Pharmacists in 2023 report embraced

Pharmacists in 2023

Pharmacists are underutilised in the Australian healthcare system and should be able to practise their skills to their full scope, says Dr Richard Di Natale, the leader of the Australian Greens.

Dr Di Natale, a GP before entering parliament, was speaking at last week’s launch of PSA’s Pharmacists in 2023 report.

‘Pharmacists have always played a critical role in the healthcare system, but the profession of pharmacy is underutilised, and we need to do everything that we can to ensure that one of the most highly trained and respected healthcare professionals in the community are able to utilise those skills much more broadly,’ Dr Di Natale said.

Referring to the Medicines Safety: Take Care report, Dr Di Natale said it was pretty remarkable that much of the burden of disease in our hospital system and emergency departments is the result of people experiencing adverse reactions from medicines.

Citing the $1.4 billion dollars spent annually due to medicine misadventure, Di Natale stated, ‘Everytime we talk about supporting pharmacists in playing a more active role in this space, we keep talking about the cost involved in doing that, but never about the costs of not doing that – $1.4 billion dollars, however, is a huge cost to our healthcare system.’

Dr Di Natale noted that 2023, in fact, isn’t that far away – and that the 11 key actions outlined in the Pharmacists in 2023 report need to be taken to allow pharmacists to do their job effectively.

‘Pharmacists are well respected and trusted by the community, as well as being strong advocates for evidence-based policy.
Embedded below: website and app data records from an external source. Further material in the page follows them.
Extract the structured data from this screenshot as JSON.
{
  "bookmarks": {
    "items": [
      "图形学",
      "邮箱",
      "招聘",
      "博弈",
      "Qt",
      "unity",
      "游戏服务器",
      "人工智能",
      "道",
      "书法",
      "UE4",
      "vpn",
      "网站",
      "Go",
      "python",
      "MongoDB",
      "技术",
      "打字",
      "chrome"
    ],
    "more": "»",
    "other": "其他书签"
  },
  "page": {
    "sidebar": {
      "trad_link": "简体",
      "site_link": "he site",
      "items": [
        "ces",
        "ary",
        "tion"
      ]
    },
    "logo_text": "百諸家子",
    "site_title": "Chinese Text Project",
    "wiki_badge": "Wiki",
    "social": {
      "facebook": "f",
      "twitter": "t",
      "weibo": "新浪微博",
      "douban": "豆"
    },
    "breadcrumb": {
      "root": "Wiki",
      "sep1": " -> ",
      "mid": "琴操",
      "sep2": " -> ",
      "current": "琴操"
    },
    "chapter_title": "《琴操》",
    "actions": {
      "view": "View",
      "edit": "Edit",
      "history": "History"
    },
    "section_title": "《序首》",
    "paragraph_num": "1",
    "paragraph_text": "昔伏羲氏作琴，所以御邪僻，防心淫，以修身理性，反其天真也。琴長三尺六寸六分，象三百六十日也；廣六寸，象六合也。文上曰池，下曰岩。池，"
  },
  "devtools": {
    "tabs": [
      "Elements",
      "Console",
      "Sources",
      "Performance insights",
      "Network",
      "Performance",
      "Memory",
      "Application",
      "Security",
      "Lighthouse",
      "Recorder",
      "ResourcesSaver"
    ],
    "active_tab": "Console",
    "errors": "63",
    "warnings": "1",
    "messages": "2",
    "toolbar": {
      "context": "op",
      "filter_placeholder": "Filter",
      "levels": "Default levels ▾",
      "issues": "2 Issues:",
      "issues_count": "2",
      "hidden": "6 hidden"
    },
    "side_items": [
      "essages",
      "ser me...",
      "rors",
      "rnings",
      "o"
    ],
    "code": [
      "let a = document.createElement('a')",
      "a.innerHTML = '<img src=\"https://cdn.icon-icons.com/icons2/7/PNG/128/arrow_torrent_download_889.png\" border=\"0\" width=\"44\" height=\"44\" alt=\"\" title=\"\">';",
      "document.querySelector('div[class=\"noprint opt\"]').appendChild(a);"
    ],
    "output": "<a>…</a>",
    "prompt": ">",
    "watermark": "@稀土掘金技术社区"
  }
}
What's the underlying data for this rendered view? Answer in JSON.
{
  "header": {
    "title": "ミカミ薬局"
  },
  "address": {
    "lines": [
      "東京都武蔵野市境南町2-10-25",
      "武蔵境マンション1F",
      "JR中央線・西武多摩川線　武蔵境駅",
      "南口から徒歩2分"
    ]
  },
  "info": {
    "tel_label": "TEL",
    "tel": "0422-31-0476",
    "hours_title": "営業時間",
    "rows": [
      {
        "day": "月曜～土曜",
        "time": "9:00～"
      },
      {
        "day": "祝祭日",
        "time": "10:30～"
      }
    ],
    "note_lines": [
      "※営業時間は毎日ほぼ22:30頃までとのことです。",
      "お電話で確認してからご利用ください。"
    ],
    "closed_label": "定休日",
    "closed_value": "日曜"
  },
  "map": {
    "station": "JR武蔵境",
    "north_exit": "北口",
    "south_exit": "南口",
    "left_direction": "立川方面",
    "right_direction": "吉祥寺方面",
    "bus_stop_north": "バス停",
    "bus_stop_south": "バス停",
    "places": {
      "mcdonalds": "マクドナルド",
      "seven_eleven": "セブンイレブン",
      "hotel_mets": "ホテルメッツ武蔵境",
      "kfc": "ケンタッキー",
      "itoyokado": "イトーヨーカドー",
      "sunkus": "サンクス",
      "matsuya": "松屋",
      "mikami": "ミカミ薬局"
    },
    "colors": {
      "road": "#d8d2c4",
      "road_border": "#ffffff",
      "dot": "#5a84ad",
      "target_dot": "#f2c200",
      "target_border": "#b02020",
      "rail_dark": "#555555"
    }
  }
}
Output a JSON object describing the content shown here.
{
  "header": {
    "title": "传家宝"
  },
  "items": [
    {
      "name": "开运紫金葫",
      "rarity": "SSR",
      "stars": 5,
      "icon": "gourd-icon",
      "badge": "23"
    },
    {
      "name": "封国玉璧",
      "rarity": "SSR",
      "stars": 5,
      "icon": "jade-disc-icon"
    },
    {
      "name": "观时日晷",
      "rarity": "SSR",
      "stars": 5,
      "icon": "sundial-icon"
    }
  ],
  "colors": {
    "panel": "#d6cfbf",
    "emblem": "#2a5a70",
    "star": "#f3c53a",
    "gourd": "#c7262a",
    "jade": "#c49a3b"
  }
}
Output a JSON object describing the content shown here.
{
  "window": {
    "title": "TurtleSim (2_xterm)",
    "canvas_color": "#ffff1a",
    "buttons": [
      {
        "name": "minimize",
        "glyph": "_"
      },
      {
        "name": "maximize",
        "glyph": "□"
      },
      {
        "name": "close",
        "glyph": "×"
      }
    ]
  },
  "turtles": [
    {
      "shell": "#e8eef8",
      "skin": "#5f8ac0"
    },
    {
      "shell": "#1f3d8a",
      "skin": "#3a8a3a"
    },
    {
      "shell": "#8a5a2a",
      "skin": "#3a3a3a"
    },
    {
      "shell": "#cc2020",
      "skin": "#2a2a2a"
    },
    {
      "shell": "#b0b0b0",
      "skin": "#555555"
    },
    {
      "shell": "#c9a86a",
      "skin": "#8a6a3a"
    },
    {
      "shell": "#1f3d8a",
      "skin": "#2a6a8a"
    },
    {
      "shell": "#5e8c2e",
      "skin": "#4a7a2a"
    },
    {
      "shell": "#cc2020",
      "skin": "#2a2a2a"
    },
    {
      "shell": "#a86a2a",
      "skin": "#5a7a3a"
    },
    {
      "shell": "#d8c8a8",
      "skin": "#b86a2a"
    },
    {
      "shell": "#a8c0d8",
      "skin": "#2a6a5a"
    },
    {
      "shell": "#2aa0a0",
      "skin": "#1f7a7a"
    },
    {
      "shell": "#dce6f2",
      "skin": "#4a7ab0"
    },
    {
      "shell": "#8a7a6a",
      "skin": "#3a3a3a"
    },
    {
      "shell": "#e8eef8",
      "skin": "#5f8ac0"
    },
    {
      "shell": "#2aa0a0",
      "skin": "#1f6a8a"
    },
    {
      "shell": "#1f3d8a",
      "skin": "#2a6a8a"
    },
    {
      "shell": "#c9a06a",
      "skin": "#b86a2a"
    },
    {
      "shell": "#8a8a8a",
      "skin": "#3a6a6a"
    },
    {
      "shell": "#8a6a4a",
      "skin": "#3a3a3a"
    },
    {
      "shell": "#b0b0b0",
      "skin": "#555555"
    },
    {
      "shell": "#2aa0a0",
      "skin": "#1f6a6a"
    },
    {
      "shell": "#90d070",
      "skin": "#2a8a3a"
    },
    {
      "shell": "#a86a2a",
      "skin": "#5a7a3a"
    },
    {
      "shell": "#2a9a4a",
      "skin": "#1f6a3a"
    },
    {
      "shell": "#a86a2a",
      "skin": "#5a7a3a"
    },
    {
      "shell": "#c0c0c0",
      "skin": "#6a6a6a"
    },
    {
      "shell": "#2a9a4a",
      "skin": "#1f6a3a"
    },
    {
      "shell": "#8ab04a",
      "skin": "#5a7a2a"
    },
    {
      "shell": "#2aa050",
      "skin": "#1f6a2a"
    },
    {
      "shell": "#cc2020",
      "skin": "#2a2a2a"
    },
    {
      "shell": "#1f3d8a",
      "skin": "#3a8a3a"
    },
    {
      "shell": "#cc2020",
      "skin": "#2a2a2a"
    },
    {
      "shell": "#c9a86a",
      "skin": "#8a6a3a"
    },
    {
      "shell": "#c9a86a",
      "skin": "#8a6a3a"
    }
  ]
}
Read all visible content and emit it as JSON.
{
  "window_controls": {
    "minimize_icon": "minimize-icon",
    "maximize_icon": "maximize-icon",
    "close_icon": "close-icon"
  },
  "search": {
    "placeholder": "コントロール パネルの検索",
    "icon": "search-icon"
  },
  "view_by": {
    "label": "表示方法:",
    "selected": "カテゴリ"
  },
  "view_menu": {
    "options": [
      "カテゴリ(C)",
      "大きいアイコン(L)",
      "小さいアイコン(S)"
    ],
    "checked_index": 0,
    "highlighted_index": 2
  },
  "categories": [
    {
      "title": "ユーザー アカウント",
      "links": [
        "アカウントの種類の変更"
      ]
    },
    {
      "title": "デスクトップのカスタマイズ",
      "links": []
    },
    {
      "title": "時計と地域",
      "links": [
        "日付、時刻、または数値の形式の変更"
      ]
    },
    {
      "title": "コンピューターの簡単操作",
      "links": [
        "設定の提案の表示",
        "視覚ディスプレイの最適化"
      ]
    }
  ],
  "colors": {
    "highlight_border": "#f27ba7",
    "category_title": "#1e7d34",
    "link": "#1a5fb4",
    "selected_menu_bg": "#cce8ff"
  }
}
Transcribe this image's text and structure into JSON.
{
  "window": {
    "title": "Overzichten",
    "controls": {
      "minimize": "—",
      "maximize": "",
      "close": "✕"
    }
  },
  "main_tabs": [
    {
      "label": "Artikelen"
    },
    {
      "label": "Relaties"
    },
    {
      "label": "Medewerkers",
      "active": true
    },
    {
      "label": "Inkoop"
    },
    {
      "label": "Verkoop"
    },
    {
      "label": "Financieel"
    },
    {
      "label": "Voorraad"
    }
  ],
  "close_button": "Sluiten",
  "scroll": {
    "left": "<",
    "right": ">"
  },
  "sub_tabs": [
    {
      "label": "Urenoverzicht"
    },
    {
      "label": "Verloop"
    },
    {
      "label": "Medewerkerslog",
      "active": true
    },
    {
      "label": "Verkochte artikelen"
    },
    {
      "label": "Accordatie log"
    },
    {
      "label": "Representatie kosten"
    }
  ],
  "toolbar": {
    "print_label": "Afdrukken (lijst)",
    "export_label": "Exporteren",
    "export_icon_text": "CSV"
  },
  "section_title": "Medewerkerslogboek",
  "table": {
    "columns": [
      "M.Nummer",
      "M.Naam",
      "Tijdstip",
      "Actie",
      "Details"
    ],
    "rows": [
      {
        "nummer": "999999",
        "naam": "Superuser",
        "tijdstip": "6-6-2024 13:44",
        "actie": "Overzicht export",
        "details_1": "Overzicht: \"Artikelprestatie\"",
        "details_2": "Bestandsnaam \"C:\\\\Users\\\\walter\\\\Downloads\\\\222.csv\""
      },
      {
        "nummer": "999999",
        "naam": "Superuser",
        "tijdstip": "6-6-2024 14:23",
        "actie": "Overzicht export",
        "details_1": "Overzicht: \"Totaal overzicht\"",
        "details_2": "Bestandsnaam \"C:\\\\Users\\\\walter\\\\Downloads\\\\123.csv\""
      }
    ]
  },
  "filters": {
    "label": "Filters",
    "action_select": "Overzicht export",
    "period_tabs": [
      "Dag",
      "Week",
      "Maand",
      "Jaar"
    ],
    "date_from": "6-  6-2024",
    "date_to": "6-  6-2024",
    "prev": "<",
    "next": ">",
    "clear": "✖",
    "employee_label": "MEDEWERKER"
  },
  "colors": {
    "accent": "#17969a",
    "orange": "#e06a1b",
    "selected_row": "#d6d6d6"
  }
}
The 2023 report shows that pharmacists have a much bigger role to play within our healthcare system, and we do support expanding the scope of pharmacists.’

This support, Dr Di Natale stated, extends to funding.

‘We do support the call in the report for additional funding to recognise the value that pharmacists bring, but we need to make sure that the funding model is transparent and makes it very clear what is being funded and the reasons behind it.’  

Dr Di Natale said that he looks forward to a continued relationship with PSA, and acknowledges the organisation’s work in contributing to the national debate for evidence-based policy.

‘Your voice in the debate as trusted healthcare professionals – people trained in science with a strong evidence-base and wanting to advance the cause of good public health policy – is so critical. I look forward to continuing on in that journey over the coming years.’

Also speaking at the launch was Emma McBride, Labor Member for Dobell. Previously a pharmacist for ten years in Wyong Hospital on the NSW Central Coast, Ms McBride was the deputy director of pharmacy for the Central Coast local health district prior to her election to parliament.

‘I am delighted to join the launch of your report, Pharmacists in 2023: for patients, for our profession, for Australia’s health system,’ Ms McBride said.

‘Pharmacy is a dynamic profession. As the report highlights, the rapid pace of change and advances in treatment mean that medicines are now the most common medical intervention in healthcare. Diseases that were life-threatening when I set out in my career 20 years ago can now be safely treated and managed. This makes the role of pharmacists as medicines experts critical to the health and well-being of all Australians.’

Ms McBride said that there has been a lot of consultation and discussion around healthcare, but, as specified in the Pharmacists in 2023 report, it is now time for action.

As previously reported, Federal Minister for Health Greg Hunt also commended PSA for the report, while announcing the PSA would be first time signatories to the Seventh Community Pharmacy Agreement (7CPA)

In a post-launch statement, Leanne Wells, CEO of the Consumers Health Forum of Australia, also spoke highly of the report. Ms Wells said that the Pharmacists in 2023 report, ‘Advocates more patient-centric care which the Consumers Health Forum strongly supports. The role of the pharmacists as dispensers, quality use of medicines advisers and deliverers of aspects of primary health care is an important area of reform.’